● EXERCISE MATERIALS
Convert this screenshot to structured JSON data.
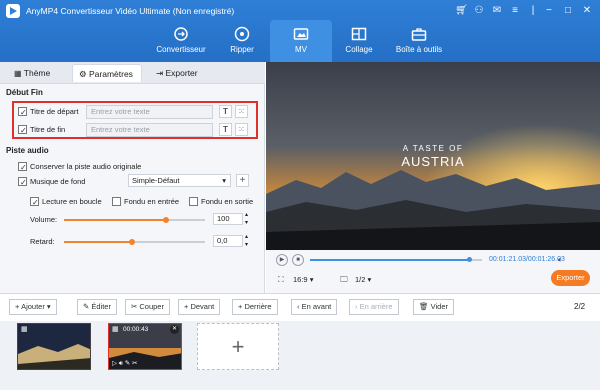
{
  "app": {
    "title": "AnyMP4 Convertisseur Vidéo Ultimate (Non enregistré)"
  },
  "nav": [
    {
      "label": "Convertisseur"
    },
    {
      "label": "Ripper"
    },
    {
      "label": "MV"
    },
    {
      "label": "Collage"
    },
    {
      "label": "Boîte à outils"
    }
  ],
  "tabs": {
    "theme": "Thème",
    "params": "Paramètres",
    "export": "Exporter"
  },
  "debut_fin": {
    "section": "Début Fin",
    "start_label": "Titre de départ",
    "start_placeholder": "Entrez votre texte",
    "end_label": "Titre de fin",
    "end_placeholder": "Entrez votre texte",
    "text_btn": "T",
    "start_checked": true,
    "end_checked": true
  },
  "audio": {
    "section": "Piste audio",
    "keep_original": "Conserver la piste audio originale",
    "bg_music": "Musique de fond",
    "music_value": "Simple-Défaut",
    "plus": "+",
    "loop": "Lecture en boucle",
    "fade_in": "Fondu en entrée",
    "fade_out": "Fondu en sortie",
    "volume_label": "Volume:",
    "volume_value": "100",
    "volume_fraction": 0.72,
    "delay_label": "Retard:",
    "delay_value": "0,0",
    "delay_fraction": 0.48
  },
  "preview": {
    "overlay_line1": "A TASTE OF",
    "overlay_line2": "AUSTRIA"
  },
  "player": {
    "time": "00:01:21.03/00:01:26.03",
    "progress": 0.93,
    "ratio": "16:9",
    "page": "1/2",
    "export": "Exporter"
  },
  "toolbar": {
    "add": "Ajouter",
    "edit": "Éditer",
    "cut": "Couper",
    "front": "Devant",
    "back": "Derrière",
    "forward": "En avant",
    "backward": "En arrière",
    "clear": "Vider",
    "count": "2/2"
  },
  "clips": [
    {
      "time": ""
    },
    {
      "time": "00:00:43"
    }
  ],
  "colors": {
    "brand": "#2f7fd6",
    "accent": "#f57b22",
    "highlight": "#e0302c"
  }
}
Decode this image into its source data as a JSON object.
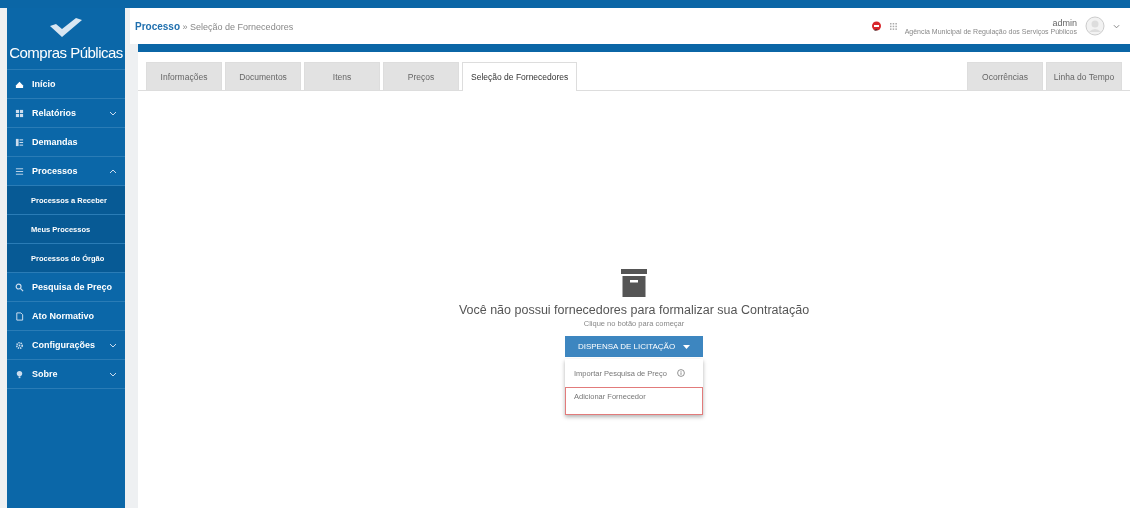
{
  "sidebar": {
    "logo_text": "Compras Públicas",
    "items": [
      {
        "label": "Início"
      },
      {
        "label": "Relatórios",
        "expanded": false
      },
      {
        "label": "Demandas"
      },
      {
        "label": "Processos",
        "expanded": true,
        "children": [
          {
            "label": "Processos a Receber"
          },
          {
            "label": "Meus Processos"
          },
          {
            "label": "Processos do Órgão"
          }
        ]
      },
      {
        "label": "Pesquisa de Preço"
      },
      {
        "label": "Ato Normativo"
      },
      {
        "label": "Configurações",
        "expanded": false
      },
      {
        "label": "Sobre",
        "expanded": false
      }
    ]
  },
  "header": {
    "breadcrumb": {
      "root": "Processo",
      "separator": "»",
      "current": "Seleção de Fornecedores"
    },
    "user": {
      "name": "admin",
      "organization": "Agência Municipal de Regulação dos Serviços Públicos"
    }
  },
  "tabs": [
    {
      "label": "Informações",
      "selected": false
    },
    {
      "label": "Documentos",
      "selected": false
    },
    {
      "label": "Itens",
      "selected": false
    },
    {
      "label": "Preços",
      "selected": false
    },
    {
      "label": "Seleção de Fornecedores",
      "selected": true
    }
  ],
  "right_tabs": [
    {
      "label": "Ocorrências",
      "selected": false
    },
    {
      "label": "Linha do Tempo",
      "selected": false
    }
  ],
  "empty_state": {
    "title": "Você não possui fornecedores para formalizar sua Contratação",
    "subtitle": "Clique no botão para começar"
  },
  "dropdown": {
    "button": "DISPENSA DE LICITAÇÃO",
    "items": [
      {
        "label": "Importar Pesquisa de Preço",
        "info": true,
        "selected": false
      },
      {
        "label": "Adicionar Fornecedor",
        "info": false,
        "selected": true
      }
    ]
  }
}
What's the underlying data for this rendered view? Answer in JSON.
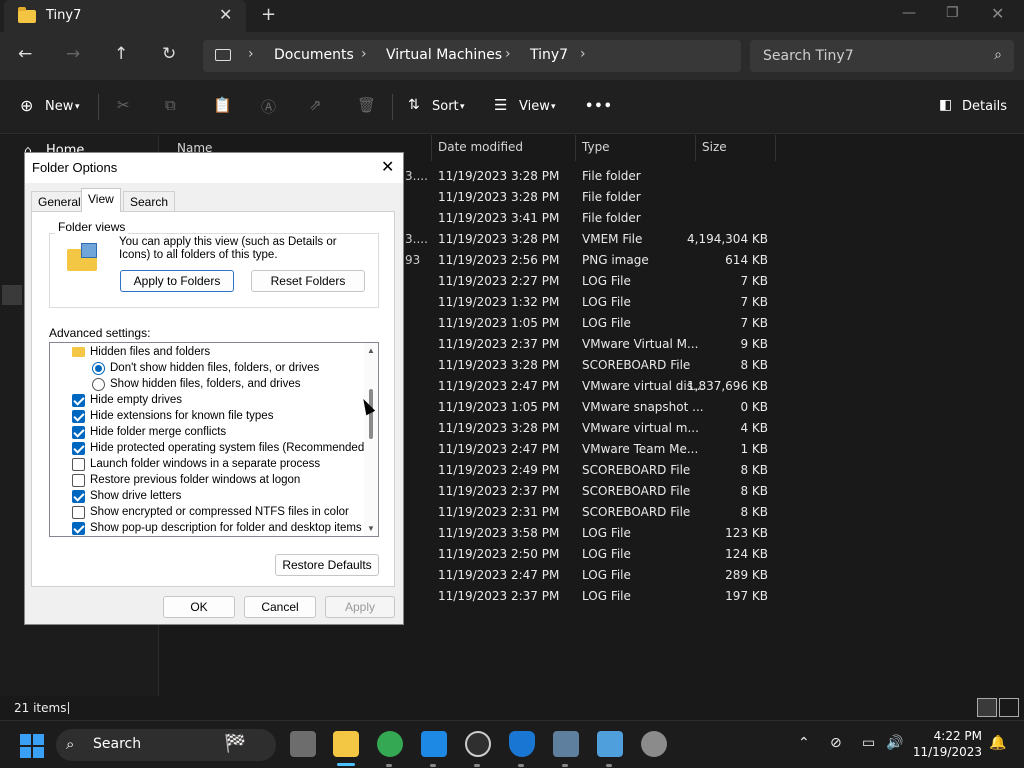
{
  "window": {
    "tab_title": "Tiny7",
    "icons": {
      "tab": "folder-icon",
      "close": "close-icon",
      "new_tab": "plus-icon",
      "minimize": "minimize-icon",
      "maximize": "maximize-icon",
      "window_close": "close-icon"
    }
  },
  "nav": {
    "breadcrumbs": [
      "Documents",
      "Virtual Machines",
      "Tiny7"
    ],
    "search_placeholder": "Search Tiny7",
    "icons": [
      "back-arrow-icon",
      "forward-arrow-icon",
      "up-arrow-icon",
      "refresh-icon",
      "this-pc-icon",
      "search-icon"
    ]
  },
  "commands": {
    "new_label": "New",
    "sort_label": "Sort",
    "view_label": "View",
    "details_label": "Details",
    "more_label": "•••"
  },
  "sidebar": {
    "home_label": "Home"
  },
  "columns": {
    "name": "Name",
    "date": "Date modified",
    "type": "Type",
    "size": "Size"
  },
  "files": [
    {
      "name": "3....",
      "date": "11/19/2023 3:28 PM",
      "type": "File folder",
      "size": ""
    },
    {
      "name": "",
      "date": "11/19/2023 3:28 PM",
      "type": "File folder",
      "size": ""
    },
    {
      "name": "",
      "date": "11/19/2023 3:41 PM",
      "type": "File folder",
      "size": ""
    },
    {
      "name": "3....",
      "date": "11/19/2023 3:28 PM",
      "type": "VMEM File",
      "size": "4,194,304 KB"
    },
    {
      "name": "93",
      "date": "11/19/2023 2:56 PM",
      "type": "PNG image",
      "size": "614 KB"
    },
    {
      "name": "",
      "date": "11/19/2023 2:27 PM",
      "type": "LOG File",
      "size": "7 KB"
    },
    {
      "name": "",
      "date": "11/19/2023 1:32 PM",
      "type": "LOG File",
      "size": "7 KB"
    },
    {
      "name": "",
      "date": "11/19/2023 1:05 PM",
      "type": "LOG File",
      "size": "7 KB"
    },
    {
      "name": "",
      "date": "11/19/2023 2:37 PM",
      "type": "VMware Virtual M...",
      "size": "9 KB"
    },
    {
      "name": "",
      "date": "11/19/2023 3:28 PM",
      "type": "SCOREBOARD File",
      "size": "8 KB"
    },
    {
      "name": "",
      "date": "11/19/2023 2:47 PM",
      "type": "VMware virtual dis...",
      "size": "1,837,696 KB"
    },
    {
      "name": "",
      "date": "11/19/2023 1:05 PM",
      "type": "VMware snapshot ...",
      "size": "0 KB"
    },
    {
      "name": "",
      "date": "11/19/2023 3:28 PM",
      "type": "VMware virtual m...",
      "size": "4 KB"
    },
    {
      "name": "",
      "date": "11/19/2023 2:47 PM",
      "type": "VMware Team Me...",
      "size": "1 KB"
    },
    {
      "name": "",
      "date": "11/19/2023 2:49 PM",
      "type": "SCOREBOARD File",
      "size": "8 KB"
    },
    {
      "name": "",
      "date": "11/19/2023 2:37 PM",
      "type": "SCOREBOARD File",
      "size": "8 KB"
    },
    {
      "name": "",
      "date": "11/19/2023 2:31 PM",
      "type": "SCOREBOARD File",
      "size": "8 KB"
    },
    {
      "name": "",
      "date": "11/19/2023 3:58 PM",
      "type": "LOG File",
      "size": "123 KB"
    },
    {
      "name": "",
      "date": "11/19/2023 2:50 PM",
      "type": "LOG File",
      "size": "124 KB"
    },
    {
      "name": "",
      "date": "11/19/2023 2:47 PM",
      "type": "LOG File",
      "size": "289 KB"
    },
    {
      "name": "",
      "date": "11/19/2023 2:37 PM",
      "type": "LOG File",
      "size": "197 KB"
    }
  ],
  "status": {
    "item_count": "21 items"
  },
  "taskbar": {
    "search_label": "Search",
    "time": "4:22 PM",
    "date": "11/19/2023"
  },
  "dialog": {
    "title": "Folder Options",
    "tabs": [
      "General",
      "View",
      "Search"
    ],
    "folder_views_label": "Folder views",
    "folder_views_desc": "You can apply this view (such as Details or Icons) to all folders of this type.",
    "apply_to_folders": "Apply to Folders",
    "reset_folders": "Reset Folders",
    "advanced_label": "Advanced settings:",
    "settings": [
      {
        "kind": "folder",
        "label": "Hidden files and folders",
        "checked": false
      },
      {
        "kind": "radio",
        "label": "Don't show hidden files, folders, or drives",
        "checked": true
      },
      {
        "kind": "radio",
        "label": "Show hidden files, folders, and drives",
        "checked": false
      },
      {
        "kind": "check",
        "label": "Hide empty drives",
        "checked": true
      },
      {
        "kind": "check",
        "label": "Hide extensions for known file types",
        "checked": true
      },
      {
        "kind": "check",
        "label": "Hide folder merge conflicts",
        "checked": true
      },
      {
        "kind": "check",
        "label": "Hide protected operating system files (Recommended)",
        "checked": true
      },
      {
        "kind": "check",
        "label": "Launch folder windows in a separate process",
        "checked": false
      },
      {
        "kind": "check",
        "label": "Restore previous folder windows at logon",
        "checked": false
      },
      {
        "kind": "check",
        "label": "Show drive letters",
        "checked": true
      },
      {
        "kind": "check",
        "label": "Show encrypted or compressed NTFS files in color",
        "checked": false
      },
      {
        "kind": "check",
        "label": "Show pop-up description for folder and desktop items",
        "checked": true
      }
    ],
    "restore_defaults": "Restore Defaults",
    "ok": "OK",
    "cancel": "Cancel",
    "apply": "Apply"
  },
  "colors": {
    "accent": "#0067c0",
    "folder": "#f3c643",
    "taskbar_active": "#4cc2ff"
  }
}
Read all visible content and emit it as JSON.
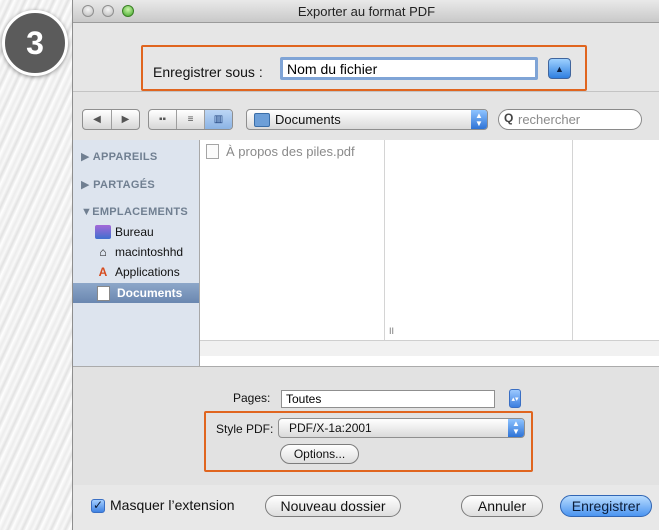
{
  "step": {
    "number": "3"
  },
  "window": {
    "title": "Exporter au format PDF"
  },
  "save": {
    "label": "Enregistrer sous :",
    "filename": "Nom du fichier"
  },
  "toolbar": {
    "location": "Documents",
    "search_placeholder": "rechercher"
  },
  "sidebar": {
    "devices": "APPAREILS",
    "shared": "PARTAGÉS",
    "places": "EMPLACEMENTS",
    "items": [
      {
        "label": "Bureau",
        "icon": "desktop-icon"
      },
      {
        "label": "macintoshhd",
        "icon": "home-icon"
      },
      {
        "label": "Applications",
        "icon": "applications-icon"
      },
      {
        "label": "Documents",
        "icon": "document-icon"
      }
    ]
  },
  "browser": {
    "files": [
      "À propos des piles.pdf"
    ]
  },
  "options": {
    "pages_label": "Pages:",
    "pages_value": "Toutes",
    "pdf_style_label": "Style PDF:",
    "pdf_style_value": "PDF/X-1a:2001",
    "options_button": "Options..."
  },
  "footer": {
    "hide_extension": "Masquer l’extension",
    "hide_extension_checked": true,
    "new_folder": "Nouveau dossier",
    "cancel": "Annuler",
    "save": "Enregistrer"
  },
  "colors": {
    "highlight": "#e0651f",
    "accent": "#3c7fe0"
  }
}
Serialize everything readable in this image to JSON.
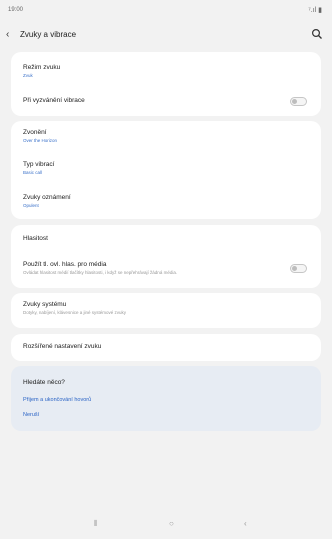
{
  "status": {
    "time": "19:00",
    "icons": "⁷.ıl ▮"
  },
  "appbar": {
    "title": "Zvuky a vibrace"
  },
  "card1": {
    "rezim_title": "Režim zvuku",
    "rezim_value": "Zvuk",
    "vibrate_title": "Při vyzvánění vibrace"
  },
  "card2": {
    "ringtone_title": "Zvonění",
    "ringtone_value": "Over the Horizon",
    "vibration_title": "Typ vibrací",
    "vibration_value": "Basic call",
    "notif_title": "Zvuky oznámení",
    "notif_value": "Opulent"
  },
  "card3": {
    "volume_title": "Hlasitost",
    "media_title": "Použít tl. ovl. hlas. pro média",
    "media_desc": "Ovládat hlasitost médií tlačítky hlasitosti, i když se nepřehrávají žádná média."
  },
  "card4": {
    "system_title": "Zvuky systému",
    "system_desc": "Dotyky, nabíjení, klávesnice a jiné systémové zvuky"
  },
  "card5": {
    "advanced_title": "Rozšířené nastavení zvuku"
  },
  "help": {
    "heading": "Hledáte něco?",
    "link1": "Přijem a ukončování hovorů",
    "link2": "Neruší"
  },
  "nav": {
    "recents": "⦀",
    "home": "○",
    "back": "‹"
  }
}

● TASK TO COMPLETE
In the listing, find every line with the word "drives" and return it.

● EXPECTED ANSWER
        "label": "Don't show hidden files, folders, or drives",
        "label": "Show hidden files, folders, and drives",
        "label": "Hide empty drives",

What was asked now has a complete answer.